ABOUT THIS EXERCISE: Once the lines below holding the string "accounts" are counted, give that number alone.

DATASET EXTRACT:
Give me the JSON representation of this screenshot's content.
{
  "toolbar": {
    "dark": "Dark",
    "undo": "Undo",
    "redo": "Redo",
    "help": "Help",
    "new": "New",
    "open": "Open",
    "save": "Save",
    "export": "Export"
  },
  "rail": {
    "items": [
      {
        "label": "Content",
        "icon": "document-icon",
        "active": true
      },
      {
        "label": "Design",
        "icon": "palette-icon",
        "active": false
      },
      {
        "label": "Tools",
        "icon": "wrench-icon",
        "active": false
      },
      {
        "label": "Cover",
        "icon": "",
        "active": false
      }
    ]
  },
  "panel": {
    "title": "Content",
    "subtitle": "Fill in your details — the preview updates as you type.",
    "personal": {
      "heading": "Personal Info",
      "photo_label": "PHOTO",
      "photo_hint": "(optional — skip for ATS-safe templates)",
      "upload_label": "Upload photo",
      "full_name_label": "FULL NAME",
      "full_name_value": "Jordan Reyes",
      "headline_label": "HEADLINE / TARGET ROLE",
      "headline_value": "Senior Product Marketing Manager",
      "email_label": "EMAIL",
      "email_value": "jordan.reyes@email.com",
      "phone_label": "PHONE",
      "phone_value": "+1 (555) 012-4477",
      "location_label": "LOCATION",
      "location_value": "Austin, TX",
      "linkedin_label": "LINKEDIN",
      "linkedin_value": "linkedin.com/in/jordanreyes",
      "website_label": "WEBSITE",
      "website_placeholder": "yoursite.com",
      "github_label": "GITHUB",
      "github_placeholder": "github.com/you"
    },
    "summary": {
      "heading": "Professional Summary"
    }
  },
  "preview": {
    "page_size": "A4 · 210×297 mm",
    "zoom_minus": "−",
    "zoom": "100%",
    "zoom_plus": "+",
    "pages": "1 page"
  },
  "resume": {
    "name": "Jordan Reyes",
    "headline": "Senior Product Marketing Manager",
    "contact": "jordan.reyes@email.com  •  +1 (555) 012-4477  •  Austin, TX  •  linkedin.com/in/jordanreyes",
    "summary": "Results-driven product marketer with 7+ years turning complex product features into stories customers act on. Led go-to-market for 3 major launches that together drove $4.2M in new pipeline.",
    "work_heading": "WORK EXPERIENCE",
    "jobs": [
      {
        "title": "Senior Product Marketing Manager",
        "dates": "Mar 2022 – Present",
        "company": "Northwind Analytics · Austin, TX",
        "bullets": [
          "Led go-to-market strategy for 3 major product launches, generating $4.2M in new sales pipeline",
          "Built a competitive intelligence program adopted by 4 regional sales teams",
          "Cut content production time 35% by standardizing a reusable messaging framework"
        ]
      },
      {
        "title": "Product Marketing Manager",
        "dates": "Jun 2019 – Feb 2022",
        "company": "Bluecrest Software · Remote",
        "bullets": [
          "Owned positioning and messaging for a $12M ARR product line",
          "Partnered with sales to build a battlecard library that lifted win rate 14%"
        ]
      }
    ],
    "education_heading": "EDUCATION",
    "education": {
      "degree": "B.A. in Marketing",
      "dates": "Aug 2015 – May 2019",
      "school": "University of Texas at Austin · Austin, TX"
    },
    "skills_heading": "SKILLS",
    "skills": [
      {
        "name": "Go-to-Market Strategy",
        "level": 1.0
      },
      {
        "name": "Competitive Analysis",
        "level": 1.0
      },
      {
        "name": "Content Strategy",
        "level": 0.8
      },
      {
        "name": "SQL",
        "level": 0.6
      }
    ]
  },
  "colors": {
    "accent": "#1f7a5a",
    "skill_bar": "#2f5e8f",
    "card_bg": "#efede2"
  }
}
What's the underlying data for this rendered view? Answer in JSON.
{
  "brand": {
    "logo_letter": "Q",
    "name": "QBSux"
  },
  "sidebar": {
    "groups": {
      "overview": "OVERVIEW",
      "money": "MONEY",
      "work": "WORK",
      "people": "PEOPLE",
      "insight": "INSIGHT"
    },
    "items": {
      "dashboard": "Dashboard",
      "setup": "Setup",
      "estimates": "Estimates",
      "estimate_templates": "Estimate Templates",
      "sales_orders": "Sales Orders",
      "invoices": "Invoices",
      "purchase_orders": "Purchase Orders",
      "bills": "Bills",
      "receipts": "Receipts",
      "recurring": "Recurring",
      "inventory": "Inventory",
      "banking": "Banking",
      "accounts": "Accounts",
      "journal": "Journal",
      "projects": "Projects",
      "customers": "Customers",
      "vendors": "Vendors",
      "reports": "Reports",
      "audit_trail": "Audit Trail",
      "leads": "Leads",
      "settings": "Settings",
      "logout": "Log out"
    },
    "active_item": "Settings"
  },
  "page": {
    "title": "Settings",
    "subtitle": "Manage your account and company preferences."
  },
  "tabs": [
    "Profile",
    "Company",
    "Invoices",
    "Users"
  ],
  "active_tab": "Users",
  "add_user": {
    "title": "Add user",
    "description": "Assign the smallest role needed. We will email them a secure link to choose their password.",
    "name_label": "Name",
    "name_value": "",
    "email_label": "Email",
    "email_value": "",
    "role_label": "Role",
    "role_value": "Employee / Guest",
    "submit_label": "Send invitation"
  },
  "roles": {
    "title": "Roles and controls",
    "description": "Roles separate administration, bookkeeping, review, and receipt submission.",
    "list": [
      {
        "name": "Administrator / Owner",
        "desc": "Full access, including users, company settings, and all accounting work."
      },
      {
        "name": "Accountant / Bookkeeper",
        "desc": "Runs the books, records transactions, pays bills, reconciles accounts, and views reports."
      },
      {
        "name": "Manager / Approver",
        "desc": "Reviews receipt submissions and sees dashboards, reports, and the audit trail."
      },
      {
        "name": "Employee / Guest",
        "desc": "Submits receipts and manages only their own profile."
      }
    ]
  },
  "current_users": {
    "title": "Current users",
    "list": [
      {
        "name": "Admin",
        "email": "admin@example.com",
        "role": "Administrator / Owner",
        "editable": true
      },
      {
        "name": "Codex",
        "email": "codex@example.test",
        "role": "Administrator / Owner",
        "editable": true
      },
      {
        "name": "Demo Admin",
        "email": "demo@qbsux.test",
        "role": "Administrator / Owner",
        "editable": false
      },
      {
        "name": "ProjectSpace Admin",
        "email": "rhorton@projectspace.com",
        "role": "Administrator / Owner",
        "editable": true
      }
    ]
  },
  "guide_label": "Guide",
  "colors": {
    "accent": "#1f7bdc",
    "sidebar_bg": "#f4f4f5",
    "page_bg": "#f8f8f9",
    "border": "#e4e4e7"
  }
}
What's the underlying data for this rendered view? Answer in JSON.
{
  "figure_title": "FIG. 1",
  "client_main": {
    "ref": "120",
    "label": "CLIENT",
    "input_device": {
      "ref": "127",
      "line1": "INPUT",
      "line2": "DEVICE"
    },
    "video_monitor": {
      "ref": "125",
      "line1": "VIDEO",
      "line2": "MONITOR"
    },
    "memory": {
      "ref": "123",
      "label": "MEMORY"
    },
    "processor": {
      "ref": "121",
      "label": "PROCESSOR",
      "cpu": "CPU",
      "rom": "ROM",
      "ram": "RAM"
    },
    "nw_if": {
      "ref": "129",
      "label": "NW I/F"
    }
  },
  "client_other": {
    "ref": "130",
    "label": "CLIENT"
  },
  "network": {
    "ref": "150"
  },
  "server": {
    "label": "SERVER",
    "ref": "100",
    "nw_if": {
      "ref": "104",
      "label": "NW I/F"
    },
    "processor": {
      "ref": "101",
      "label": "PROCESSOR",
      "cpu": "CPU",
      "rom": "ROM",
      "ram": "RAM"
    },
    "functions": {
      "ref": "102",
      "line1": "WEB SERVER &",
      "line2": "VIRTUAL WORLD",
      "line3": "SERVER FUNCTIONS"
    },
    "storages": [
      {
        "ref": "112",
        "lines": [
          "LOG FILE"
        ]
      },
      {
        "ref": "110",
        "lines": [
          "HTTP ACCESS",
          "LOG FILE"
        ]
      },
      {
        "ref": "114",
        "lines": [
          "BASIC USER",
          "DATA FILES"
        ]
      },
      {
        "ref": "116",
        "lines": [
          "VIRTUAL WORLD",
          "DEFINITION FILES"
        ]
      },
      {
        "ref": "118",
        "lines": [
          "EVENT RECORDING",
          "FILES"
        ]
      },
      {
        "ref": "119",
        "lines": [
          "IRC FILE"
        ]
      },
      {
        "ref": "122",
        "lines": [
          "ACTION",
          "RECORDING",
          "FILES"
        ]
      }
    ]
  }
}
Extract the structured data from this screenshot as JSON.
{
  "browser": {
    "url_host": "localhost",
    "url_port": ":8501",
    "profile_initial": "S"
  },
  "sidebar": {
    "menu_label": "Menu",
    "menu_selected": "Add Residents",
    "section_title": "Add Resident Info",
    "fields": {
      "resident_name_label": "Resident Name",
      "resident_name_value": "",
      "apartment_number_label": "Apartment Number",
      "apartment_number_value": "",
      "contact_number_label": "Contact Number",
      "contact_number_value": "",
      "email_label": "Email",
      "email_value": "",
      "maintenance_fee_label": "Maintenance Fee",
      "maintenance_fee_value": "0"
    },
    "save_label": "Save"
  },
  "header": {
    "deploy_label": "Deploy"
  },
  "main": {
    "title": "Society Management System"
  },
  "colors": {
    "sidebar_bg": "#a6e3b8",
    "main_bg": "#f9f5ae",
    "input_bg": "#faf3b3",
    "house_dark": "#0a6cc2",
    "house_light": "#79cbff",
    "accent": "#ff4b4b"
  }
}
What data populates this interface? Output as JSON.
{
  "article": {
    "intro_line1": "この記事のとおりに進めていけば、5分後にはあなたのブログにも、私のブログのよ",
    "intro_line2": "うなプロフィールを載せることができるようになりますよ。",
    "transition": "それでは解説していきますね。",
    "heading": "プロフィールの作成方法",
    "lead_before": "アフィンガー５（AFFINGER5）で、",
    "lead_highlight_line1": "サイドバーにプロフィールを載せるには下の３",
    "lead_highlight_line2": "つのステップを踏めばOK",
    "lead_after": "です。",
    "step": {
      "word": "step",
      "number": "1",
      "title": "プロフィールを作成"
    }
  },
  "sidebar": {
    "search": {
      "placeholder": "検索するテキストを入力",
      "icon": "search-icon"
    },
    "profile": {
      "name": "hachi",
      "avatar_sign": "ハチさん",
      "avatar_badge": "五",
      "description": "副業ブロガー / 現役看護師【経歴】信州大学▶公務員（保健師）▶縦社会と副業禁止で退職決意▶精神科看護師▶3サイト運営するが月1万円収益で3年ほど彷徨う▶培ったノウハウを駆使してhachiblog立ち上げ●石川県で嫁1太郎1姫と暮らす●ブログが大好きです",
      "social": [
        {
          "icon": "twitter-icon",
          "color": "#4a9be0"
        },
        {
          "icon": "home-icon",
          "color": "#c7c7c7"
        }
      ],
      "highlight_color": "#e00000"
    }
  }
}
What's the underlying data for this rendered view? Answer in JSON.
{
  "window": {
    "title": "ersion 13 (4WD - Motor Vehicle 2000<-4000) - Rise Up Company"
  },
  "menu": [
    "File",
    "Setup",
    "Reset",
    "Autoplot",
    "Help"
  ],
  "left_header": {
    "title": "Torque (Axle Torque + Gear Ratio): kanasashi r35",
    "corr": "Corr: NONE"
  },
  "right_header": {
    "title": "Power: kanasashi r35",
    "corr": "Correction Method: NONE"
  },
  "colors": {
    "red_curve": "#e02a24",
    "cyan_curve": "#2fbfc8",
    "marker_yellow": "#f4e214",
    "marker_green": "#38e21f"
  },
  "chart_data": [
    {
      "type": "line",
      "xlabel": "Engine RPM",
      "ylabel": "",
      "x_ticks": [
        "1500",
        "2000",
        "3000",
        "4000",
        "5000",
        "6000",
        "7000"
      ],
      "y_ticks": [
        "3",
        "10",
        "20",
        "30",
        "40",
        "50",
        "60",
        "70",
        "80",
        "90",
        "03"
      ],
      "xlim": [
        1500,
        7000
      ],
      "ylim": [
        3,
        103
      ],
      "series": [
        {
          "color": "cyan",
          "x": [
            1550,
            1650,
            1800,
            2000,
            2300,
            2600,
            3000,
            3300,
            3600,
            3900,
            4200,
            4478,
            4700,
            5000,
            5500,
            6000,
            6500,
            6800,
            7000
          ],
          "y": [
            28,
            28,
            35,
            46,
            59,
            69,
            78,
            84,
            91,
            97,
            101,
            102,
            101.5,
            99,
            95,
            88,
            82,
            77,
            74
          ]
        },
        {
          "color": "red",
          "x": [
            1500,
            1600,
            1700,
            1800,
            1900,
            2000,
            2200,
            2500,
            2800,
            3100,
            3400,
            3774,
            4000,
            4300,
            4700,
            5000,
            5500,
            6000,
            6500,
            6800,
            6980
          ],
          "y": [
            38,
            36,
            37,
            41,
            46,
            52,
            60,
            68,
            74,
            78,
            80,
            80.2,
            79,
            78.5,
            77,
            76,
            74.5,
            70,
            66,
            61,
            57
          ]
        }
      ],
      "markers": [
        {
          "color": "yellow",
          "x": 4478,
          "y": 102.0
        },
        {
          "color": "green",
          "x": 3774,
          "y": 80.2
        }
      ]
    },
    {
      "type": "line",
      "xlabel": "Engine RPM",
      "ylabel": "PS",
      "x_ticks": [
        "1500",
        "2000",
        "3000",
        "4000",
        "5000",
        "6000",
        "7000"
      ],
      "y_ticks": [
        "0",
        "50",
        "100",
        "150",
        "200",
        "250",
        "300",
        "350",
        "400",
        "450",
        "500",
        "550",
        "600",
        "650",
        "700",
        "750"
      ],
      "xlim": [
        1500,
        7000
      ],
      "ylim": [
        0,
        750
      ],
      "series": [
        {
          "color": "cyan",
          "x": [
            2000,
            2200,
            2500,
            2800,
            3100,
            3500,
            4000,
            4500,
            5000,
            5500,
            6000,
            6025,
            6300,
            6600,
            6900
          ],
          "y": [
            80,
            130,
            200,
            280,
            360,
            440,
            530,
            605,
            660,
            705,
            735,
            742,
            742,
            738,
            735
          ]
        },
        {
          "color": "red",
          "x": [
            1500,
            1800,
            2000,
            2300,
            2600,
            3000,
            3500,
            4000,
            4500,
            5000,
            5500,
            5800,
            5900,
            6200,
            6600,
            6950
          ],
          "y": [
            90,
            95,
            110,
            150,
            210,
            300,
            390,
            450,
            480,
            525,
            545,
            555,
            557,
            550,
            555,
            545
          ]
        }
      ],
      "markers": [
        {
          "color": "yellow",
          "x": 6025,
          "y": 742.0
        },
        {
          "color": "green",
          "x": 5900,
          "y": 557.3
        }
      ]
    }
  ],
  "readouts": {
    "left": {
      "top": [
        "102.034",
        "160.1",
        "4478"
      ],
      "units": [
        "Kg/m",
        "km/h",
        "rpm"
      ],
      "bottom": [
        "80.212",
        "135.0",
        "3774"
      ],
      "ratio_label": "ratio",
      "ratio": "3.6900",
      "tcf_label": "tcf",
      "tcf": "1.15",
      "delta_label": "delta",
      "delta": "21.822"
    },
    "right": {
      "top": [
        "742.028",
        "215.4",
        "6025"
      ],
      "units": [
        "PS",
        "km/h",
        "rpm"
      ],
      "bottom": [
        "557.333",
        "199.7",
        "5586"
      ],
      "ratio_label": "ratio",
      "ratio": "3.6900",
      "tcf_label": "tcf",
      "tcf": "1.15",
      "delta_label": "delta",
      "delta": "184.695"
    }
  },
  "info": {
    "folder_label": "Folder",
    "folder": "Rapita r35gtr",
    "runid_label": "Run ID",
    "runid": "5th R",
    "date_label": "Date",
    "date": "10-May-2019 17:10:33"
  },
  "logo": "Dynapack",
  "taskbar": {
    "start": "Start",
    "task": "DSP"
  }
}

ANSWER: 2